**Your instructions**
Give all the records again, with no alterations.

>>>>>

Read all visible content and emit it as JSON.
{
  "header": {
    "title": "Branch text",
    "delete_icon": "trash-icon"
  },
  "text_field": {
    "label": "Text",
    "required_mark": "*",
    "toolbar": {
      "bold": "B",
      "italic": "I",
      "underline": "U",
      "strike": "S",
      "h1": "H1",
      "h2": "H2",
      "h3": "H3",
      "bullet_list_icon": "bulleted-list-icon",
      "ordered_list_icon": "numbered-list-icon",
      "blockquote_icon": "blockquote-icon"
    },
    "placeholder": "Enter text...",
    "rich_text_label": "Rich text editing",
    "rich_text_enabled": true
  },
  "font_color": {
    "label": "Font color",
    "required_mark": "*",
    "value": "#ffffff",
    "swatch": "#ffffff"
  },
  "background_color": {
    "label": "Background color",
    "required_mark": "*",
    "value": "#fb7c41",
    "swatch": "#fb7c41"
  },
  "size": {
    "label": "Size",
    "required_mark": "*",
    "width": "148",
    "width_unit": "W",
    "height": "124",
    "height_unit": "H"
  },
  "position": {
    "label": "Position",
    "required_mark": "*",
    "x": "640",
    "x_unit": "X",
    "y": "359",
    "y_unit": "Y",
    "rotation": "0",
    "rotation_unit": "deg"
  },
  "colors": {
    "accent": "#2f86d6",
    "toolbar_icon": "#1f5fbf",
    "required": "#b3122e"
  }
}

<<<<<

**Result for this exercise**
Read all visible content and emit it as JSON.
{
  "header": {
    "title": "Branch text",
    "delete_icon": "trash-icon"
  },
  "text_field": {
    "label": "Text",
    "required_mark": "*",
    "toolbar": {
      "bold": "B",
      "italic": "I",
      "underline": "U",
      "strike": "S",
      "h1": "H1",
      "h2": "H2",
      "h3": "H3",
      "bullet_list_icon": "bulleted-list-icon",
      "ordered_list_icon": "numbered-list-icon",
      "blockquote_icon": "blockquote-icon"
    },
    "placeholder": "Enter text...",
    "rich_text_label": "Rich text editing",
    "rich_text_enabled": true
  },
  "font_color": {
    "label": "Font color",
    "required_mark": "*",
    "value": "#ffffff",
    "swatch": "#ffffff"
  },
  "background_color": {
    "label": "Background color",
    "required_mark": "*",
    "value": "#fb7c41",
    "swatch": "#fb7c41"
  },
  "size": {
    "label": "Size",
    "required_mark": "*",
    "width": "148",
    "width_unit": "W",
    "height": "124",
    "height_unit": "H"
  },
  "position": {
    "label": "Position",
    "required_mark": "*",
    "x": "640",
    "x_unit": "X",
    "y": "359",
    "y_unit": "Y",
    "rotation": "0",
    "rotation_unit": "deg"
  },
  "colors": {
    "accent": "#2f86d6",
    "toolbar_icon": "#1f5fbf",
    "required": "#b3122e"
  }
}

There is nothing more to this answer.